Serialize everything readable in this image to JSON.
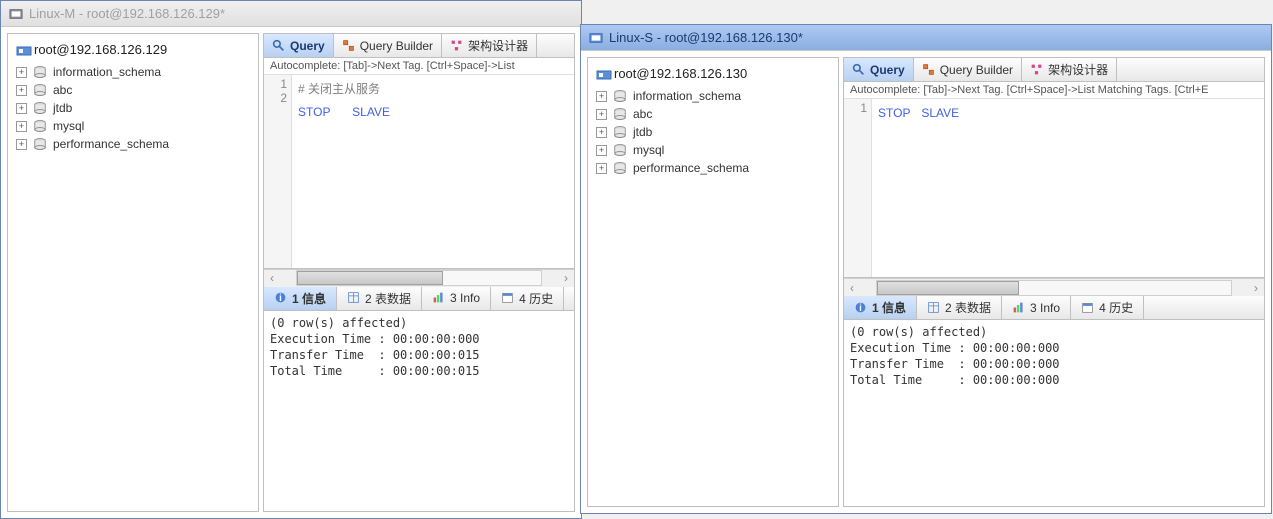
{
  "left": {
    "title": "Linux-M - root@192.168.126.129*",
    "active": false,
    "conn": "root@192.168.126.129",
    "dbs": [
      "information_schema",
      "abc",
      "jtdb",
      "mysql",
      "performance_schema"
    ],
    "tabs": {
      "query": "Query",
      "builder": "Query Builder",
      "schema": "架构设计器"
    },
    "autocomplete": "Autocomplete: [Tab]->Next Tag. [Ctrl+Space]->List",
    "lines": [
      "1",
      "2"
    ],
    "code_comment": "# 关闭主从服务",
    "code_kw1": "STOP",
    "code_kw2": "SLAVE",
    "result_tabs": {
      "info1": "1 信息",
      "data": "2 表数据",
      "info3": "3 Info",
      "history": "4 历史"
    },
    "result": "(0 row(s) affected)\nExecution Time : 00:00:00:000\nTransfer Time  : 00:00:00:015\nTotal Time     : 00:00:00:015"
  },
  "right": {
    "title": "Linux-S - root@192.168.126.130*",
    "active": true,
    "conn": "root@192.168.126.130",
    "dbs": [
      "information_schema",
      "abc",
      "jtdb",
      "mysql",
      "performance_schema"
    ],
    "tabs": {
      "query": "Query",
      "builder": "Query Builder",
      "schema": "架构设计器"
    },
    "autocomplete": "Autocomplete: [Tab]->Next Tag. [Ctrl+Space]->List Matching Tags. [Ctrl+E",
    "lines": [
      "1"
    ],
    "code_kw1": "STOP",
    "code_kw2": "SLAVE",
    "result_tabs": {
      "info1": "1 信息",
      "data": "2 表数据",
      "info3": "3 Info",
      "history": "4 历史"
    },
    "result": "(0 row(s) affected)\nExecution Time : 00:00:00:000\nTransfer Time  : 00:00:00:000\nTotal Time     : 00:00:00:000"
  }
}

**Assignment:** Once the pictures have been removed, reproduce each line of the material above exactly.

**Solution to the exercise:**
Serialize everything readable in this image to JSON.
{
  "left": {
    "title": "Linux-M - root@192.168.126.129*",
    "active": false,
    "conn": "root@192.168.126.129",
    "dbs": [
      "information_schema",
      "abc",
      "jtdb",
      "mysql",
      "performance_schema"
    ],
    "tabs": {
      "query": "Query",
      "builder": "Query Builder",
      "schema": "架构设计器"
    },
    "autocomplete": "Autocomplete: [Tab]->Next Tag. [Ctrl+Space]->List",
    "lines": [
      "1",
      "2"
    ],
    "code_comment": "# 关闭主从服务",
    "code_kw1": "STOP",
    "code_kw2": "SLAVE",
    "result_tabs": {
      "info1": "1 信息",
      "data": "2 表数据",
      "info3": "3 Info",
      "history": "4 历史"
    },
    "result": "(0 row(s) affected)\nExecution Time : 00:00:00:000\nTransfer Time  : 00:00:00:015\nTotal Time     : 00:00:00:015"
  },
  "right": {
    "title": "Linux-S - root@192.168.126.130*",
    "active": true,
    "conn": "root@192.168.126.130",
    "dbs": [
      "information_schema",
      "abc",
      "jtdb",
      "mysql",
      "performance_schema"
    ],
    "tabs": {
      "query": "Query",
      "builder": "Query Builder",
      "schema": "架构设计器"
    },
    "autocomplete": "Autocomplete: [Tab]->Next Tag. [Ctrl+Space]->List Matching Tags. [Ctrl+E",
    "lines": [
      "1"
    ],
    "code_kw1": "STOP",
    "code_kw2": "SLAVE",
    "result_tabs": {
      "info1": "1 信息",
      "data": "2 表数据",
      "info3": "3 Info",
      "history": "4 历史"
    },
    "result": "(0 row(s) affected)\nExecution Time : 00:00:00:000\nTransfer Time  : 00:00:00:000\nTotal Time     : 00:00:00:000"
  }
}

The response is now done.